Some residents and even some elected officials seem to like to suggest that drug turf-wars – and their spin-off violence – are a mid- to north-Surrey problem.
The fact – both historically and currently – is that the trade and the targeted hits of competitors and enemies are our problem, too.
We didn’t really need the news of a drug-lab bust on White Rock’s Parker Street earlier this month – during which police seized several firearms, $7,000 in cash and a stockpile of illegal drugs – to confirm that such heinous activities are on our doorsteps.
We couldn’t have been that surprised when the shots fired into a house in South Surrey, also this month, were quickly categorized by Surrey RCMP as part of a larger pattern of targeted incidents related to the low-level drug trade.
The shooting death of Corey Bennett in a South Surrey drug house in 2013 was only one in a long line of drug-traffic related fatalities that have occurred in our own community.
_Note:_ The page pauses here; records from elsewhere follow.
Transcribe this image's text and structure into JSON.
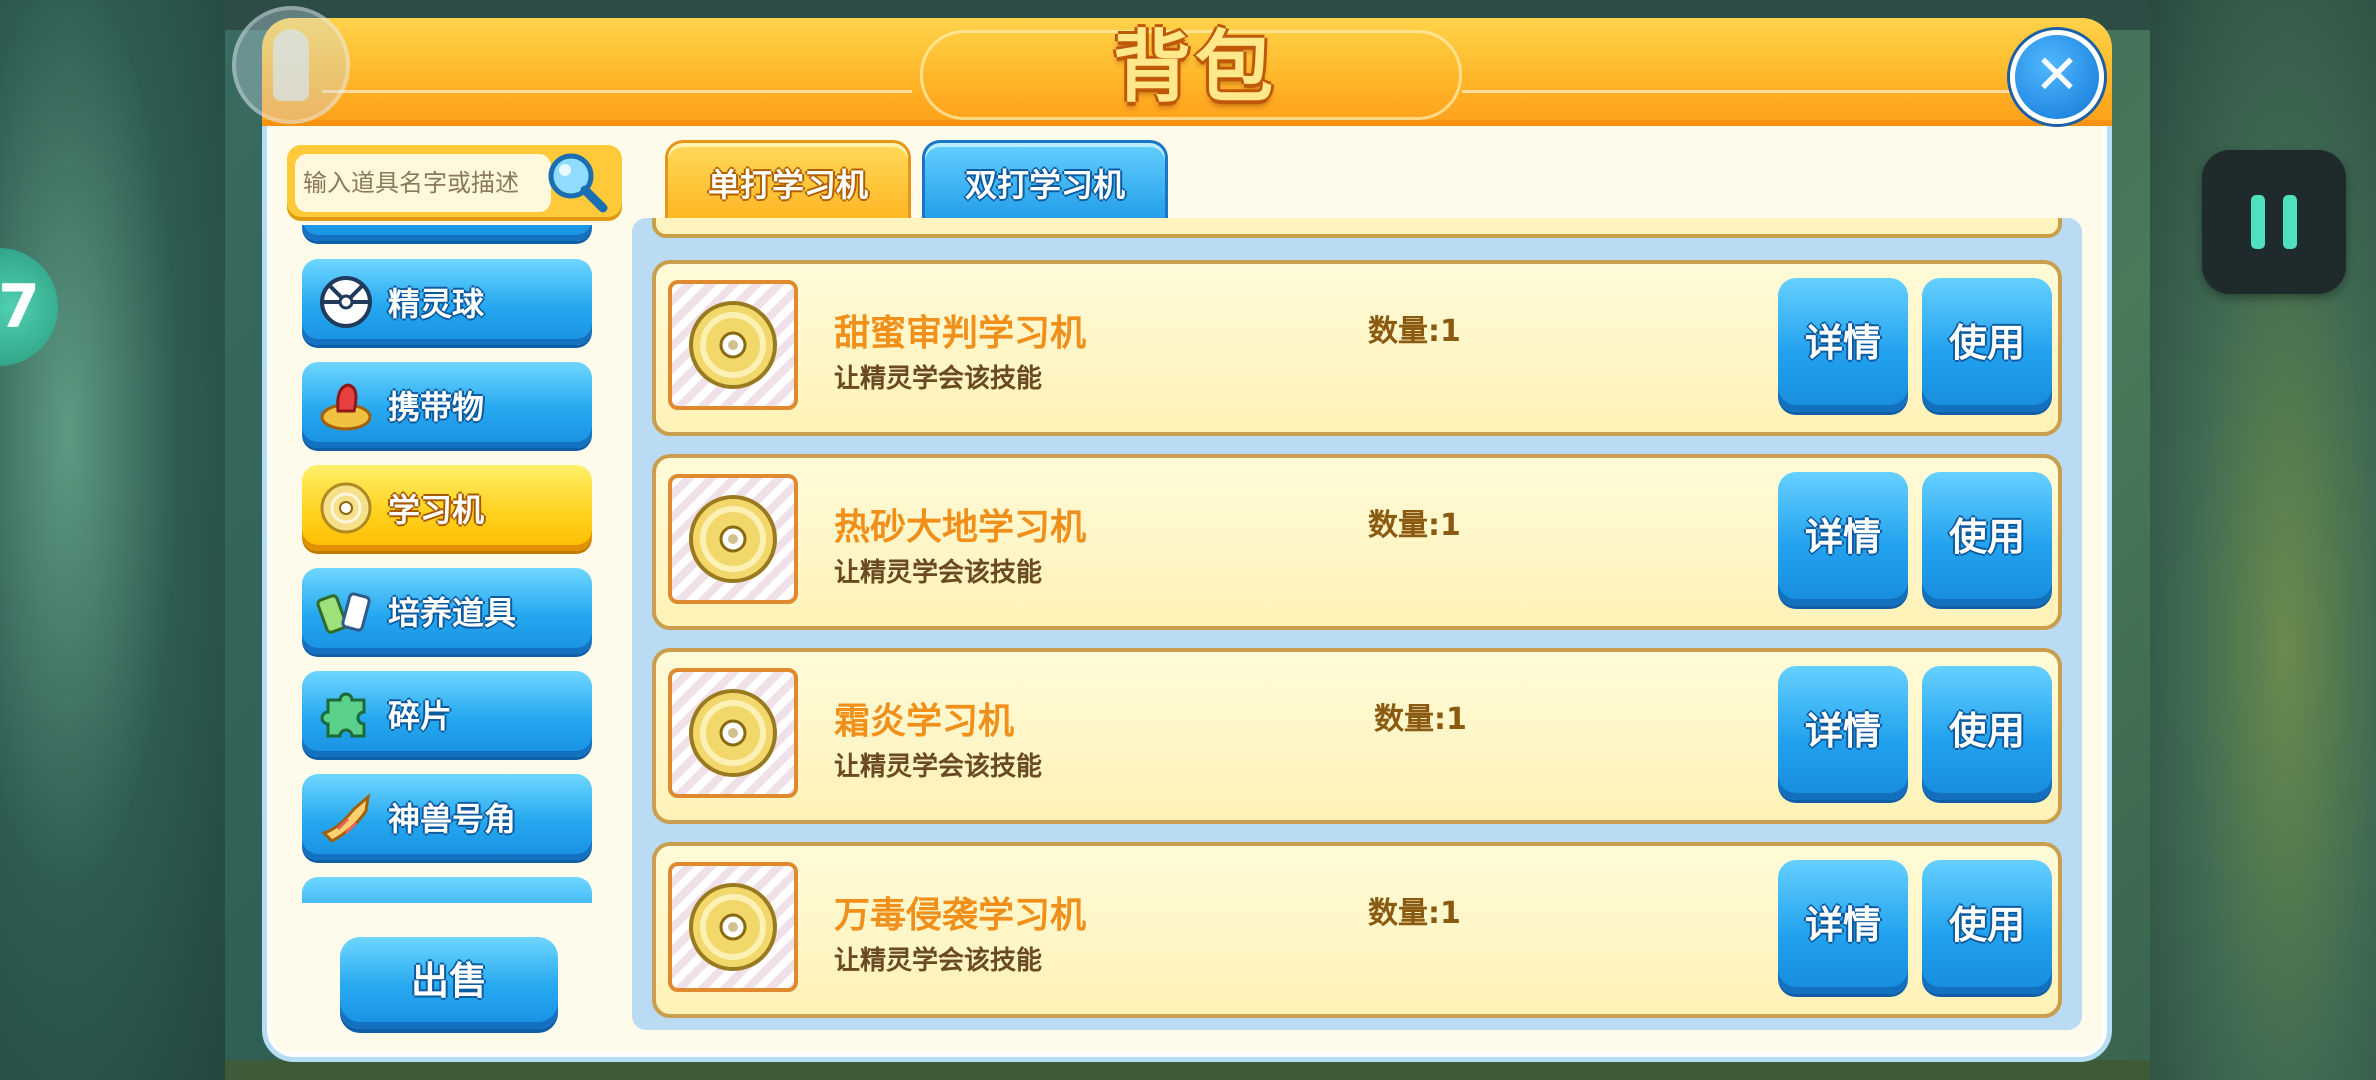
{
  "panel": {
    "title": "背包",
    "close_icon": "close-icon"
  },
  "search": {
    "placeholder": "输入道具名字或描述"
  },
  "nav": {
    "items": [
      {
        "label": "",
        "icon": "hidden-item-icon"
      },
      {
        "label": "精灵球",
        "icon": "pokeball-icon"
      },
      {
        "label": "携带物",
        "icon": "held-item-icon"
      },
      {
        "label": "学习机",
        "icon": "disc-icon",
        "active": true
      },
      {
        "label": "培养道具",
        "icon": "training-item-icon"
      },
      {
        "label": "碎片",
        "icon": "puzzle-piece-icon"
      },
      {
        "label": "神兽号角",
        "icon": "horn-icon"
      },
      {
        "label": "",
        "icon": "cutoff-item-icon"
      }
    ],
    "sell_label": "出售"
  },
  "tabs": [
    {
      "label": "单打学习机",
      "active": false
    },
    {
      "label": "双打学习机",
      "active": true
    }
  ],
  "items": [
    {
      "name": "甜蜜审判学习机",
      "desc": "让精灵学会该技能",
      "qty": "数量:1",
      "detail": "详情",
      "use": "使用"
    },
    {
      "name": "热砂大地学习机",
      "desc": "让精灵学会该技能",
      "qty": "数量:1",
      "detail": "详情",
      "use": "使用"
    },
    {
      "name": "霜炎学习机",
      "desc": "让精灵学会该技能",
      "qty": "数量:1",
      "detail": "详情",
      "use": "使用"
    },
    {
      "name": "万毒侵袭学习机",
      "desc": "让精灵学会该技能",
      "qty": "数量:1",
      "detail": "详情",
      "use": "使用"
    }
  ],
  "colors": {
    "accent_orange": "#ffb72a",
    "button_blue": "#22a2ee",
    "item_name": "#f0901a",
    "pause_icon": "#4fe0c0"
  }
}
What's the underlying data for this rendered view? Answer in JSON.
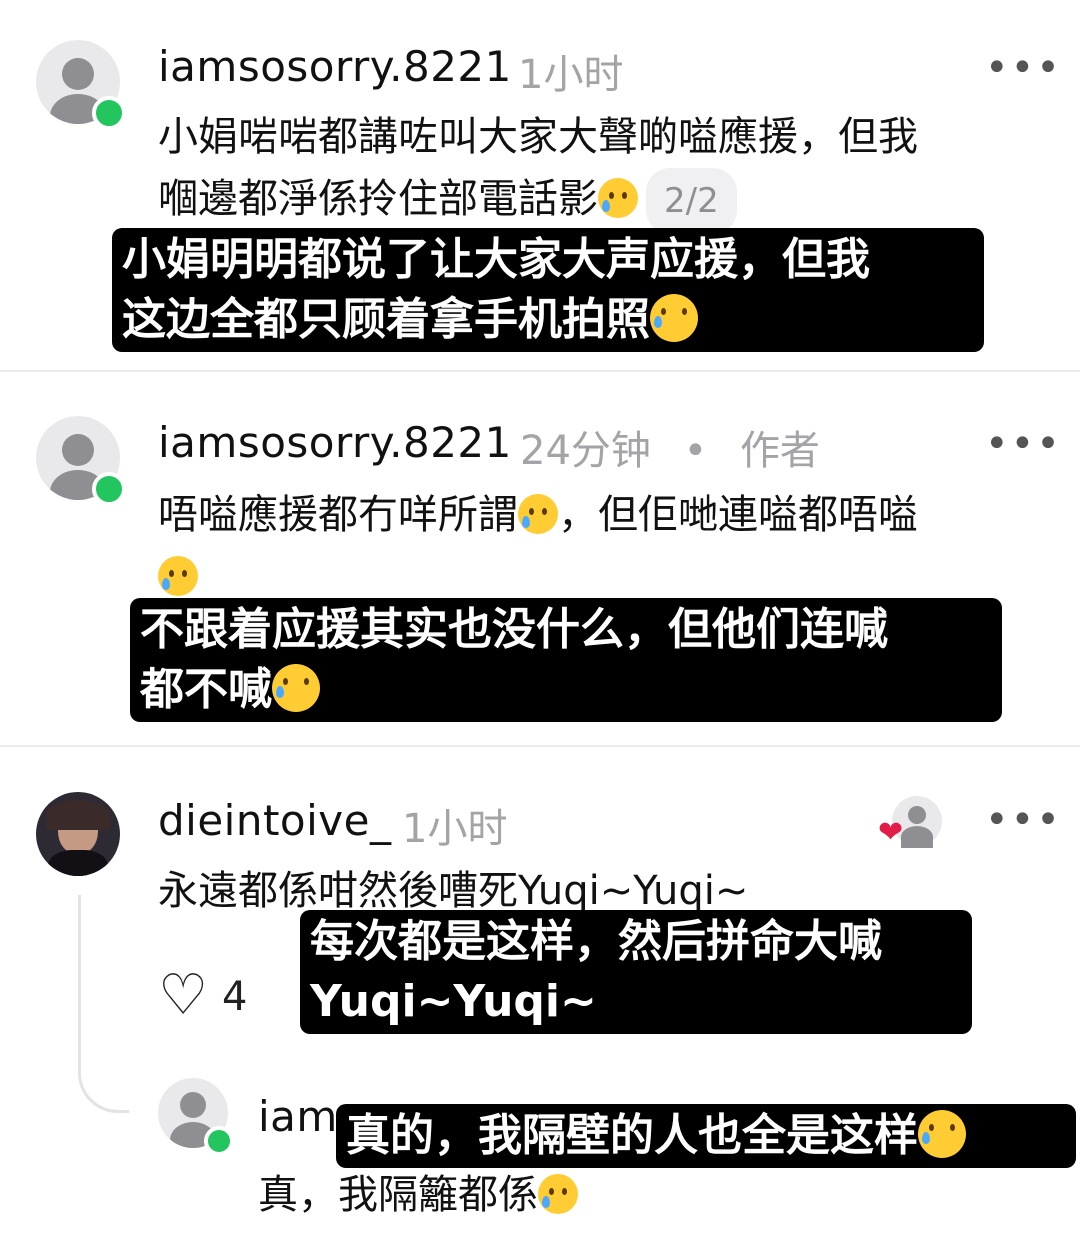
{
  "comments": [
    {
      "username": "iamsosorry.8221",
      "time": "1小时",
      "more": "•••",
      "text_line1": "小娟啱啱都講咗叫大家大聲啲嗌應援，但我",
      "text_line2": "嗰邊都淨係拎住部電話影",
      "page_badge": "2/2",
      "caption_line1": "小娟明明都说了让大家大声应援，但我",
      "caption_line2": "这边全都只顾着拿手机拍照"
    },
    {
      "username": "iamsosorry.8221",
      "time": "24分钟",
      "dot": "•",
      "author_tag": "作者",
      "more": "•••",
      "text_line1": "唔嗌應援都冇咩所謂",
      "text_line1b": "，但佢哋連嗌都唔嗌",
      "caption_line1": "不跟着应援其实也没什么，但他们连喊",
      "caption_line2": "都不喊"
    },
    {
      "username": "dieintoive_",
      "time": "1小时",
      "more": "•••",
      "text_line1": "永遠都係咁然後嘈死Yuqi~Yuqi~",
      "like_count": "4",
      "caption_line1": "每次都是这样，然后拼命大喊",
      "caption_line2": "Yuqi~Yuqi~"
    },
    {
      "username_partial": "iam",
      "text_line1": "真，我隔籬都係",
      "caption_line1": "真的，我隔壁的人也全是这样"
    }
  ],
  "icons": {
    "more": "more-icon",
    "heart": "heart-icon",
    "online": "online-status-icon",
    "emoji_tear_smile": "smiling-face-with-tear-icon",
    "emoji_crying": "loudly-crying-face-icon"
  },
  "colors": {
    "online": "#22c55e",
    "meta": "#a3a3a8",
    "liked_heart": "#e11d48"
  }
}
Just six months earlier, 28-year-old Craig Widdifield was shot to death in a busy shopping centre parking lot in South Surrey, near a toy store and coffee shop.
Violence stemming from the drug trade and gang lifestyle is not a new problem, and it is certainly not limited to the region’s lower-income neighbourhoods.
While it’s true that a large portion of the shootings we hear about on an alarmingly regular basis have been clustered between Newton and Whalley, to think our community is far enough removed from the mayhem that it’s “not our problem” is naive.
We may not have the gunfire ringing out in our neighbourhoods as often as our north Surrey counterparts, but recent events reveal the drugs, weapons and criminals are here, and likely have been for some time.
We have heard our city leaders time and time again tell us that the public is not at risk, that our streets are safe and that the spate of wild-west-style gun violence plaguing our region will pass – that we need to “have patience.”
But if our community stands a chance at fighting back against this reckless disregard for safety, law and order, we must recognize it is as much the Semiahmoo Peninsula’s problem as it is everyone else’s.